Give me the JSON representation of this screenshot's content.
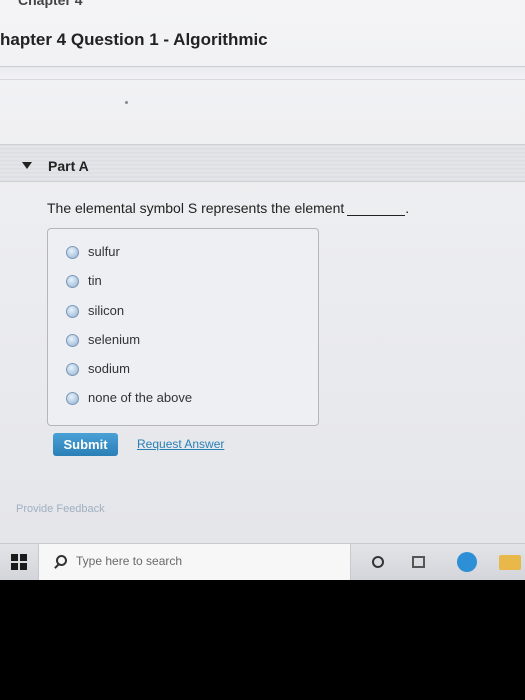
{
  "header": {
    "breadcrumb": "Chapter 4",
    "title": "hapter 4 Question 1 - Algorithmic"
  },
  "part": {
    "label": "Part A",
    "question": "The elemental symbol S represents the element",
    "question_suffix": "."
  },
  "options": [
    {
      "label": "sulfur"
    },
    {
      "label": "tin"
    },
    {
      "label": "silicon"
    },
    {
      "label": "selenium"
    },
    {
      "label": "sodium"
    },
    {
      "label": "none of the above"
    }
  ],
  "actions": {
    "submit_label": "Submit",
    "request_answer_label": "Request Answer",
    "feedback_label": "Provide Feedback"
  },
  "taskbar": {
    "search_placeholder": "Type here to search"
  },
  "colors": {
    "accent": "#2a7fb6",
    "submit_bg": "#3a90c8"
  }
}
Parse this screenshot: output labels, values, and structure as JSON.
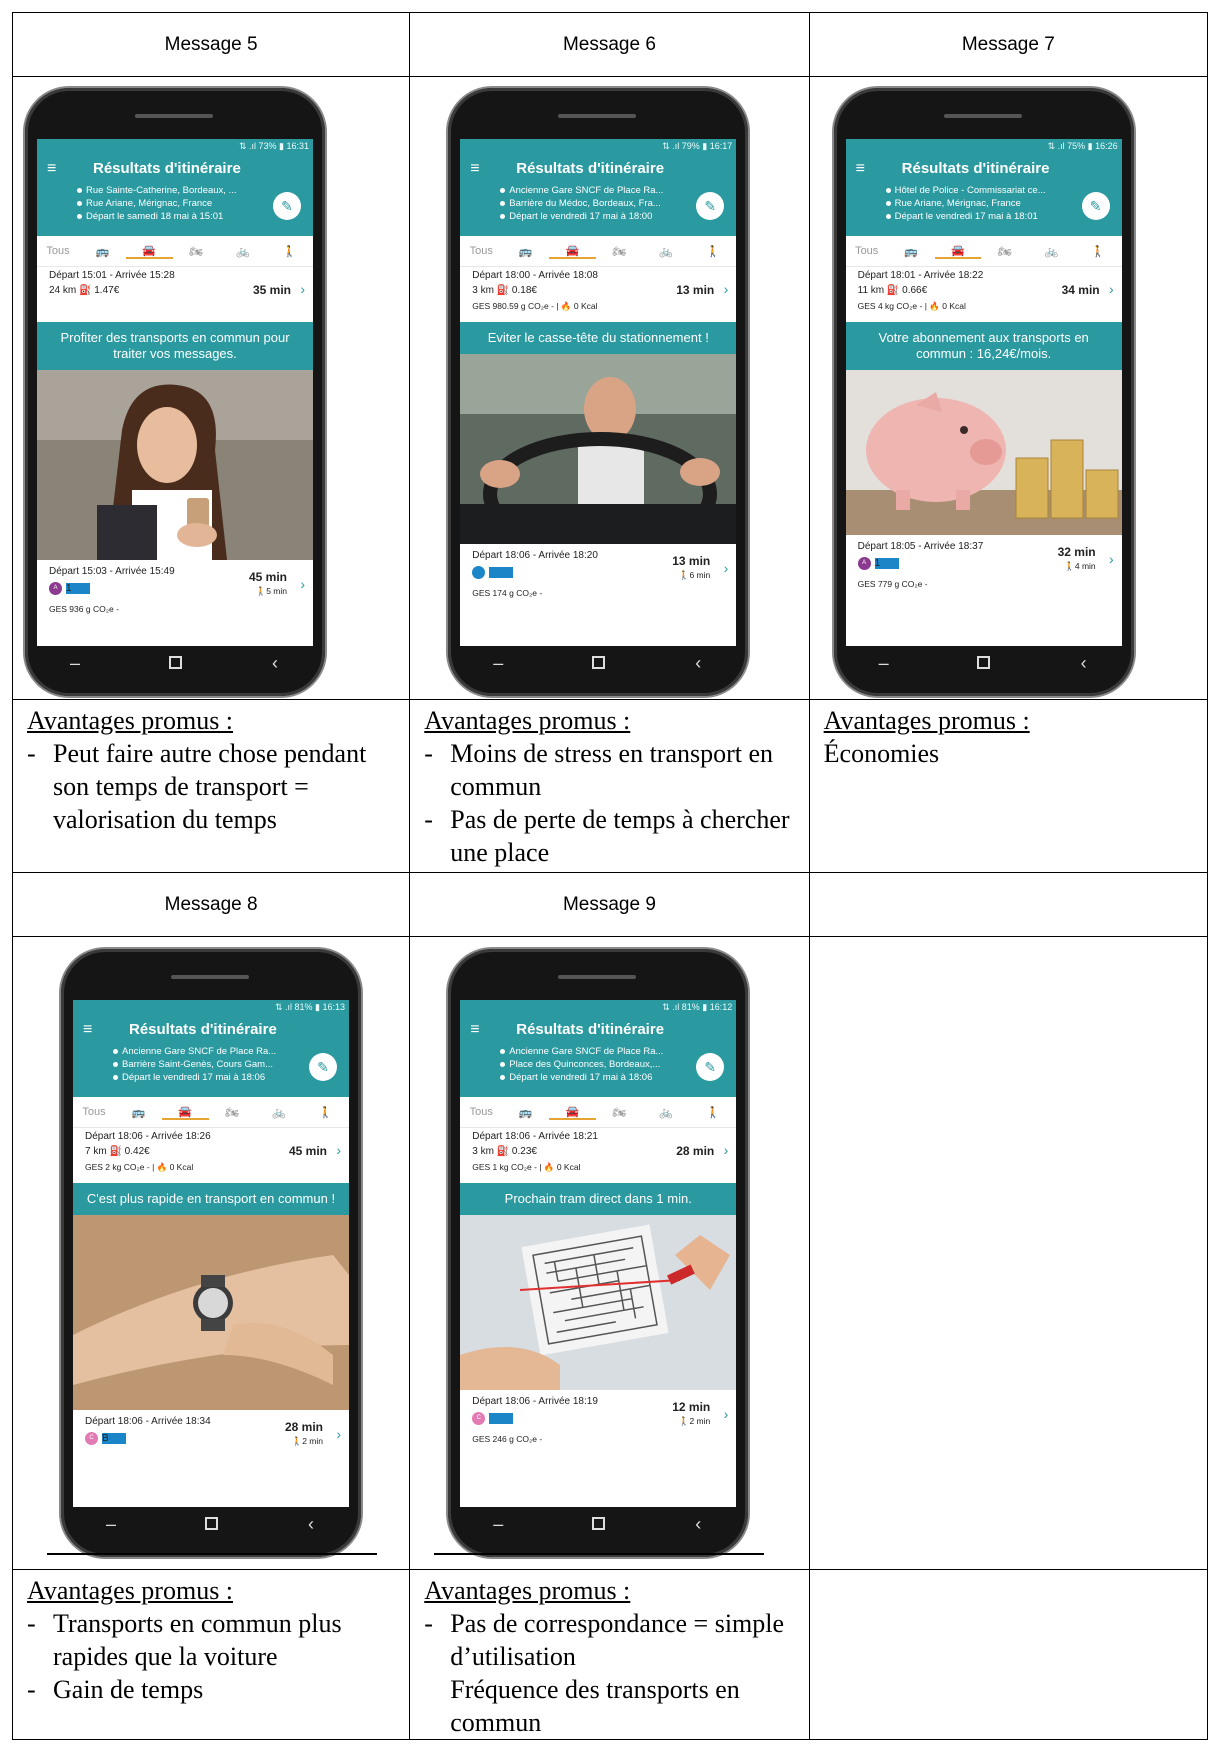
{
  "headers": [
    "Message 5",
    "Message 6",
    "Message 7",
    "Message 8",
    "Message 9"
  ],
  "labels": {
    "advantages_title": "Avantages promus :"
  },
  "app_common": {
    "app_title": "Résultats d'itinéraire",
    "mode_all": "Tous",
    "menu_glyph": "≡",
    "edit_glyph": "✎",
    "nav_back": "‹",
    "nav_recent": "–"
  },
  "phones": [
    {
      "status": "⇅ .ıl 73% ▮ 16:31",
      "from": "Rue Sainte-Catherine, Bordeaux, ...",
      "to": "Rue Ariane, Mérignac, France",
      "when": "Départ le samedi 18 mai à 15:01",
      "car_times": "Départ 15:01 - Arrivée 15:28",
      "car_cost": "24 km ⛽ 1.47€",
      "car_duration": "35 min",
      "car_ges": "",
      "bubble": "Profiter des transports en commun pour traiter vos messages.",
      "alt_times": "Départ 15:03 - Arrivée 15:49",
      "alt_duration": "45 min",
      "alt_walk": "🚶5 min",
      "alt_ges": "GES 936 g CO₂e -",
      "photo": "woman-phone-photo",
      "badge1": "A",
      "badge1_color": "#8b3a8f",
      "badge2": "1"
    },
    {
      "status": "⇅ .ıl 79% ▮ 16:17",
      "from": "Ancienne Gare SNCF de Place Ra...",
      "to": "Barrière du Médoc, Bordeaux, Fra...",
      "when": "Départ le vendredi 17 mai à 18:00",
      "car_times": "Départ 18:00 - Arrivée 18:08",
      "car_cost": "3 km ⛽ 0.18€",
      "car_duration": "13 min",
      "car_ges": "GES 980.59 g CO₂e - | 🔥 0 Kcal",
      "bubble": "Eviter le casse-tête du stationnement !",
      "alt_times": "Départ 18:06 - Arrivée 18:20",
      "alt_duration": "13 min",
      "alt_walk": "🚶6 min",
      "alt_ges": "GES 174 g CO₂e -",
      "photo": "stressed-driver-photo",
      "badge1": "",
      "badge1_color": "#1a86c8",
      "badge2": ""
    },
    {
      "status": "⇅ .ıl 75% ▮ 16:26",
      "from": "Hôtel de Police - Commissariat ce...",
      "to": "Rue Ariane, Mérignac, France",
      "when": "Départ le vendredi 17 mai à 18:01",
      "car_times": "Départ 18:01 - Arrivée 18:22",
      "car_cost": "11 km ⛽ 0.66€",
      "car_duration": "34 min",
      "car_ges": "GES 4 kg CO₂e - | 🔥 0 Kcal",
      "bubble": "Votre abonnement aux transports en commun : 16,24€/mois.",
      "alt_times": "Départ 18:05 - Arrivée 18:37",
      "alt_duration": "32 min",
      "alt_walk": "🚶4 min",
      "alt_ges": "GES 779 g CO₂e -",
      "photo": "piggy-bank-photo",
      "badge1": "A",
      "badge1_color": "#8b3a8f",
      "badge2": "1"
    },
    {
      "status": "⇅ .ıl 81% ▮ 16:13",
      "from": "Ancienne Gare SNCF de Place Ra...",
      "to": "Barrière Saint-Genès, Cours Gam...",
      "when": "Départ le vendredi 17 mai à 18:06",
      "car_times": "Départ 18:06 - Arrivée 18:26",
      "car_cost": "7 km ⛽ 0.42€",
      "car_duration": "45 min",
      "car_ges": "GES 2 kg CO₂e - | 🔥 0 Kcal",
      "bubble": "C'est plus rapide en transport en commun !",
      "alt_times": "Départ 18:06 - Arrivée 18:34",
      "alt_duration": "28 min",
      "alt_walk": "🚶2 min",
      "alt_ges": "",
      "photo": "wristwatch-photo",
      "badge1": "C",
      "badge1_color": "#e27bb4",
      "badge2": "B"
    },
    {
      "status": "⇅ .ıl 81% ▮ 16:12",
      "from": "Ancienne Gare SNCF de Place Ra...",
      "to": "Place des Quinconces, Bordeaux,...",
      "when": "Départ le vendredi 17 mai à 18:06",
      "car_times": "Départ 18:06 - Arrivée 18:21",
      "car_cost": "3 km ⛽ 0.23€",
      "car_duration": "28 min",
      "car_ges": "GES 1 kg CO₂e - | 🔥 0 Kcal",
      "bubble": "Prochain tram direct dans 1 min.",
      "alt_times": "Départ 18:06 - Arrivée 18:19",
      "alt_duration": "12 min",
      "alt_walk": "🚶2 min",
      "alt_ges": "GES 246 g CO₂e -",
      "photo": "maze-photo",
      "badge1": "C",
      "badge1_color": "#e27bb4",
      "badge2": ""
    }
  ],
  "advantages": [
    {
      "bullets": [
        "Peut faire autre chose pendant son temps de transport = valorisation du temps"
      ]
    },
    {
      "bullets": [
        "Moins de stress en transport en commun",
        "Pas de perte de temps à chercher une place"
      ]
    },
    {
      "plain": "Économies"
    },
    {
      "bullets": [
        "Transports en commun plus rapides que la voiture",
        "Gain de temps"
      ]
    },
    {
      "bullets": [
        "Pas de correspondance = simple d’utilisation"
      ],
      "continuation": [
        "Fréquence des transports en",
        "commun"
      ]
    }
  ]
}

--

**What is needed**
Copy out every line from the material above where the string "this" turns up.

**Answer space**
Give me the JSON representation of this screenshot's content.
Parse this screenshot: output labels, values, and structure as JSON.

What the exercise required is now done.